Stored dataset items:
· · · · · · ·
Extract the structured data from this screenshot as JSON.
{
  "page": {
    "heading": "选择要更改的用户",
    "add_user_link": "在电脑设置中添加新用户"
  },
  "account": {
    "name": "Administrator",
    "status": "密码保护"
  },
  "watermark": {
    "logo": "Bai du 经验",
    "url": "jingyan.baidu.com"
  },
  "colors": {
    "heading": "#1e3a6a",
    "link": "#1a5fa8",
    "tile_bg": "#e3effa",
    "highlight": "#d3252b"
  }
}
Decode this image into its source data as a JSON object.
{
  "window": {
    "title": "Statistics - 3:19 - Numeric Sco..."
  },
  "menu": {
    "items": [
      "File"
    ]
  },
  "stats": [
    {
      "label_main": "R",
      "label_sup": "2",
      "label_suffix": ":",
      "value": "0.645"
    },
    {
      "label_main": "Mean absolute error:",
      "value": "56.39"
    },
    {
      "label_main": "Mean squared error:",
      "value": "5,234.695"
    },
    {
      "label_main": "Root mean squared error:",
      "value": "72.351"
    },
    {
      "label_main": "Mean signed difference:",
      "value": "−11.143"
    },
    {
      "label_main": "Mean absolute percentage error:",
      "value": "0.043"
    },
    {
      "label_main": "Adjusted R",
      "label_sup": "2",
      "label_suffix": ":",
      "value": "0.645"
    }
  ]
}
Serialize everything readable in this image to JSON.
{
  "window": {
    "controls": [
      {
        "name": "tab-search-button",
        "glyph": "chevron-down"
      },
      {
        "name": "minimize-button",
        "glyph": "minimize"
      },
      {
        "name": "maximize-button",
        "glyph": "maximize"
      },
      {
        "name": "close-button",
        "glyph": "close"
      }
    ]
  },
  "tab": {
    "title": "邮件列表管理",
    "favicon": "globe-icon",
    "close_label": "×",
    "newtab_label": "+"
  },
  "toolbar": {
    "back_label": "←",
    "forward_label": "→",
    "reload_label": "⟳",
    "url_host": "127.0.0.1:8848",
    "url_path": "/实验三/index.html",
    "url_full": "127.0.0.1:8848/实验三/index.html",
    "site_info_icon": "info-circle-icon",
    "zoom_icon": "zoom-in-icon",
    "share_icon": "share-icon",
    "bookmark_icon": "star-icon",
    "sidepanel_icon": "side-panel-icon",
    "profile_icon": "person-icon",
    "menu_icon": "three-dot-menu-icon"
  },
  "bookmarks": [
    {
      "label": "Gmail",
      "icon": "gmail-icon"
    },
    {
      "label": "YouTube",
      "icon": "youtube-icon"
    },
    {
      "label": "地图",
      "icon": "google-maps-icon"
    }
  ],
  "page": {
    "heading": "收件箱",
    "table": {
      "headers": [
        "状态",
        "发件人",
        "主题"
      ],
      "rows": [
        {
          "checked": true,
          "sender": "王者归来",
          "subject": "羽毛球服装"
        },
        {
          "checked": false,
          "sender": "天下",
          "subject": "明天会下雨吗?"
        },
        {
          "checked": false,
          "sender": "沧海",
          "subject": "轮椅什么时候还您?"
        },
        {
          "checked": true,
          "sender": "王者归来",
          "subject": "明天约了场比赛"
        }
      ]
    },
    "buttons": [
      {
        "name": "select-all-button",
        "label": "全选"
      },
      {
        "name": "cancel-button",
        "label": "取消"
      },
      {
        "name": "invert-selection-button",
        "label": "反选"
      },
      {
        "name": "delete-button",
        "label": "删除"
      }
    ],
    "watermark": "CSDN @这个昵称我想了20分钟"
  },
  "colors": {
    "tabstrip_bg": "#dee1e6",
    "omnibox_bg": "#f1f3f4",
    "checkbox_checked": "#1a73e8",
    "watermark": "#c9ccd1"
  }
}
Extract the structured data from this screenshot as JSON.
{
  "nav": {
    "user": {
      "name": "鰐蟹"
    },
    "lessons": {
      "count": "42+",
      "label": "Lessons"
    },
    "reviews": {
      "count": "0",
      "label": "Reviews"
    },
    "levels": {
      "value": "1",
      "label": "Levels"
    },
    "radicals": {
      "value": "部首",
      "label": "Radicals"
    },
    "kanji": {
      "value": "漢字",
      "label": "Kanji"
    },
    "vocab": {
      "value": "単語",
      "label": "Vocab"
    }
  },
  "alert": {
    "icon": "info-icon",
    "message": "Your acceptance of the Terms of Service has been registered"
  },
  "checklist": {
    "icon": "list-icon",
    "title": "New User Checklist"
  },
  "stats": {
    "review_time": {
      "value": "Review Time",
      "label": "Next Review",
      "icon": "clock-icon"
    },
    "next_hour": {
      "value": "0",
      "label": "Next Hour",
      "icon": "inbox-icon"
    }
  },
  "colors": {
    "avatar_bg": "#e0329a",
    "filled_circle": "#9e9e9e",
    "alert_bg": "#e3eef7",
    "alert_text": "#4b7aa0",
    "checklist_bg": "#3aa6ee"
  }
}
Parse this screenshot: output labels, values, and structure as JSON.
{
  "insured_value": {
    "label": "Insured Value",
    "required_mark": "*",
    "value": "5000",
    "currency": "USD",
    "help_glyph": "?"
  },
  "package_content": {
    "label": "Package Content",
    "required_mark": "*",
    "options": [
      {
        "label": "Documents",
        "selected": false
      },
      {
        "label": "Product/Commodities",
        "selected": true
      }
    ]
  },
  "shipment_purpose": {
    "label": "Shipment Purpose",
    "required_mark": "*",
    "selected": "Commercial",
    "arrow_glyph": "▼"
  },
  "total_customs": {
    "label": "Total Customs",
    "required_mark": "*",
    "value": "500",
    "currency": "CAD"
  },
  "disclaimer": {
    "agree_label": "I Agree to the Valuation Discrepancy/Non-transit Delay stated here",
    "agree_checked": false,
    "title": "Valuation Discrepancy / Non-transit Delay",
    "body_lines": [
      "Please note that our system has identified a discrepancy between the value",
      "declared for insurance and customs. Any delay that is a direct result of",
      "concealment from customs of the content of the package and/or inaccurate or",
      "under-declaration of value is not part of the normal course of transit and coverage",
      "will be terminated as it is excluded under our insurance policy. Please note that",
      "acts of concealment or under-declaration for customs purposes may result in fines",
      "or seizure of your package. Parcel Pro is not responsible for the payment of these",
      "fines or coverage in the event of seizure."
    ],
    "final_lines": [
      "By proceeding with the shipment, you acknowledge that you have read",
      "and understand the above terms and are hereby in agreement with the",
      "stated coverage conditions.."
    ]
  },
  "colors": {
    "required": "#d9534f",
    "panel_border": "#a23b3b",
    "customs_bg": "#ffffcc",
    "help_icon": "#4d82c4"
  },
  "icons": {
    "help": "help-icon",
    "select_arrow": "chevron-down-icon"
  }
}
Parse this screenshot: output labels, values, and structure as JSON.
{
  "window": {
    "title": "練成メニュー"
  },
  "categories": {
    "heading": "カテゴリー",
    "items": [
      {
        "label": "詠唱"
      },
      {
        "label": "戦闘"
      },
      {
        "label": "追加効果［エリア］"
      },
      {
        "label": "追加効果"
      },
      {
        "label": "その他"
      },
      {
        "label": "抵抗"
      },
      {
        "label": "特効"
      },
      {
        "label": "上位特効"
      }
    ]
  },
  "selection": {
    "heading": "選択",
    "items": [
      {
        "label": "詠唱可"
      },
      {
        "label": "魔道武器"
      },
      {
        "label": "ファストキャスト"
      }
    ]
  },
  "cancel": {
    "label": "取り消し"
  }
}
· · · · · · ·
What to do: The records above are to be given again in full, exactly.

Exercise solution:
Extract the structured data from this screenshot as JSON.
{
  "page": {
    "heading": "选择要更改的用户",
    "add_user_link": "在电脑设置中添加新用户"
  },
  "account": {
    "name": "Administrator",
    "status": "密码保护"
  },
  "watermark": {
    "logo": "Bai du 经验",
    "url": "jingyan.baidu.com"
  },
  "colors": {
    "heading": "#1e3a6a",
    "link": "#1a5fa8",
    "tile_bg": "#e3effa",
    "highlight": "#d3252b"
  }
}
Decode this image into its source data as a JSON object.
{
  "window": {
    "title": "Statistics - 3:19 - Numeric Sco..."
  },
  "menu": {
    "items": [
      "File"
    ]
  },
  "stats": [
    {
      "label_main": "R",
      "label_sup": "2",
      "label_suffix": ":",
      "value": "0.645"
    },
    {
      "label_main": "Mean absolute error:",
      "value": "56.39"
    },
    {
      "label_main": "Mean squared error:",
      "value": "5,234.695"
    },
    {
      "label_main": "Root mean squared error:",
      "value": "72.351"
    },
    {
      "label_main": "Mean signed difference:",
      "value": "−11.143"
    },
    {
      "label_main": "Mean absolute percentage error:",
      "value": "0.043"
    },
    {
      "label_main": "Adjusted R",
      "label_sup": "2",
      "label_suffix": ":",
      "value": "0.645"
    }
  ]
}
Serialize everything readable in this image to JSON.
{
  "window": {
    "controls": [
      {
        "name": "tab-search-button",
        "glyph": "chevron-down"
      },
      {
        "name": "minimize-button",
        "glyph": "minimize"
      },
      {
        "name": "maximize-button",
        "glyph": "maximize"
      },
      {
        "name": "close-button",
        "glyph": "close"
      }
    ]
  },
  "tab": {
    "title": "邮件列表管理",
    "favicon": "globe-icon",
    "close_label": "×",
    "newtab_label": "+"
  },
  "toolbar": {
    "back_label": "←",
    "forward_label": "→",
    "reload_label": "⟳",
    "url_host": "127.0.0.1:8848",
    "url_path": "/实验三/index.html",
    "url_full": "127.0.0.1:8848/实验三/index.html",
    "site_info_icon": "info-circle-icon",
    "zoom_icon": "zoom-in-icon",
    "share_icon": "share-icon",
    "bookmark_icon": "star-icon",
    "sidepanel_icon": "side-panel-icon",
    "profile_icon": "person-icon",
    "menu_icon": "three-dot-menu-icon"
  },
  "bookmarks": [
    {
      "label": "Gmail",
      "icon": "gmail-icon"
    },
    {
      "label": "YouTube",
      "icon": "youtube-icon"
    },
    {
      "label": "地图",
      "icon": "google-maps-icon"
    }
  ],
  "page": {
    "heading": "收件箱",
    "table": {
      "headers": [
        "状态",
        "发件人",
        "主题"
      ],
      "rows": [
        {
          "checked": true,
          "sender": "王者归来",
          "subject": "羽毛球服装"
        },
        {
          "checked": false,
          "sender": "天下",
          "subject": "明天会下雨吗?"
        },
        {
          "checked": false,
          "sender": "沧海",
          "subject": "轮椅什么时候还您?"
        },
        {
          "checked": true,
          "sender": "王者归来",
          "subject": "明天约了场比赛"
        }
      ]
    },
    "buttons": [
      {
        "name": "select-all-button",
        "label": "全选"
      },
      {
        "name": "cancel-button",
        "label": "取消"
      },
      {
        "name": "invert-selection-button",
        "label": "反选"
      },
      {
        "name": "delete-button",
        "label": "删除"
      }
    ],
    "watermark": "CSDN @这个昵称我想了20分钟"
  },
  "colors": {
    "tabstrip_bg": "#dee1e6",
    "omnibox_bg": "#f1f3f4",
    "checkbox_checked": "#1a73e8",
    "watermark": "#c9ccd1"
  }
}
Extract the structured data from this screenshot as JSON.
{
  "nav": {
    "user": {
      "name": "鰐蟹"
    },
    "lessons": {
      "count": "42+",
      "label": "Lessons"
    },
    "reviews": {
      "count": "0",
      "label": "Reviews"
    },
    "levels": {
      "value": "1",
      "label": "Levels"
    },
    "radicals": {
      "value": "部首",
      "label": "Radicals"
    },
    "kanji": {
      "value": "漢字",
      "label": "Kanji"
    },
    "vocab": {
      "value": "単語",
      "label": "Vocab"
    }
  },
  "alert": {
    "icon": "info-icon",
    "message": "Your acceptance of the Terms of Service has been registered"
  },
  "checklist": {
    "icon": "list-icon",
    "title": "New User Checklist"
  },
  "stats": {
    "review_time": {
      "value": "Review Time",
      "label": "Next Review",
      "icon": "clock-icon"
    },
    "next_hour": {
      "value": "0",
      "label": "Next Hour",
      "icon": "inbox-icon"
    }
  },
  "colors": {
    "avatar_bg": "#e0329a",
    "filled_circle": "#9e9e9e",
    "alert_bg": "#e3eef7",
    "alert_text": "#4b7aa0",
    "checklist_bg": "#3aa6ee"
  }
}
Parse this screenshot: output labels, values, and structure as JSON.
{
  "insured_value": {
    "label": "Insured Value",
    "required_mark": "*",
    "value": "5000",
    "currency": "USD",
    "help_glyph": "?"
  },
  "package_content": {
    "label": "Package Content",
    "required_mark": "*",
    "options": [
      {
        "label": "Documents",
        "selected": false
      },
      {
        "label": "Product/Commodities",
        "selected": true
      }
    ]
  },
  "shipment_purpose": {
    "label": "Shipment Purpose",
    "required_mark": "*",
    "selected": "Commercial",
    "arrow_glyph": "▼"
  },
  "total_customs": {
    "label": "Total Customs",
    "required_mark": "*",
    "value": "500",
    "currency": "CAD"
  },
  "disclaimer": {
    "agree_label": "I Agree to the Valuation Discrepancy/Non-transit Delay stated here",
    "agree_checked": false,
    "title": "Valuation Discrepancy / Non-transit Delay",
    "body_lines": [
      "Please note that our system has identified a discrepancy between the value",
      "declared for insurance and customs. Any delay that is a direct result of",
      "concealment from customs of the content of the package and/or inaccurate or",
      "under-declaration of value is not part of the normal course of transit and coverage",
      "will be terminated as it is excluded under our insurance policy. Please note that",
      "acts of concealment or under-declaration for customs purposes may result in fines",
      "or seizure of your package. Parcel Pro is not responsible for the payment of these",
      "fines or coverage in the event of seizure."
    ],
    "final_lines": [
      "By proceeding with the shipment, you acknowledge that you have read",
      "and understand the above terms and are hereby in agreement with the",
      "stated coverage conditions.."
    ]
  },
  "colors": {
    "required": "#d9534f",
    "panel_border": "#a23b3b",
    "customs_bg": "#ffffcc",
    "help_icon": "#4d82c4"
  },
  "icons": {
    "help": "help-icon",
    "select_arrow": "chevron-down-icon"
  }
}
Parse this screenshot: output labels, values, and structure as JSON.
{
  "window": {
    "title": "練成メニュー"
  },
  "categories": {
    "heading": "カテゴリー",
    "items": [
      {
        "label": "詠唱"
      },
      {
        "label": "戦闘"
      },
      {
        "label": "追加効果［エリア］"
      },
      {
        "label": "追加効果"
      },
      {
        "label": "その他"
      },
      {
        "label": "抵抗"
      },
      {
        "label": "特効"
      },
      {
        "label": "上位特効"
      }
    ]
  },
  "selection": {
    "heading": "選択",
    "items": [
      {
        "label": "詠唱可"
      },
      {
        "label": "魔道武器"
      },
      {
        "label": "ファストキャスト"
      }
    ]
  },
  "cancel": {
    "label": "取り消し"
  }
}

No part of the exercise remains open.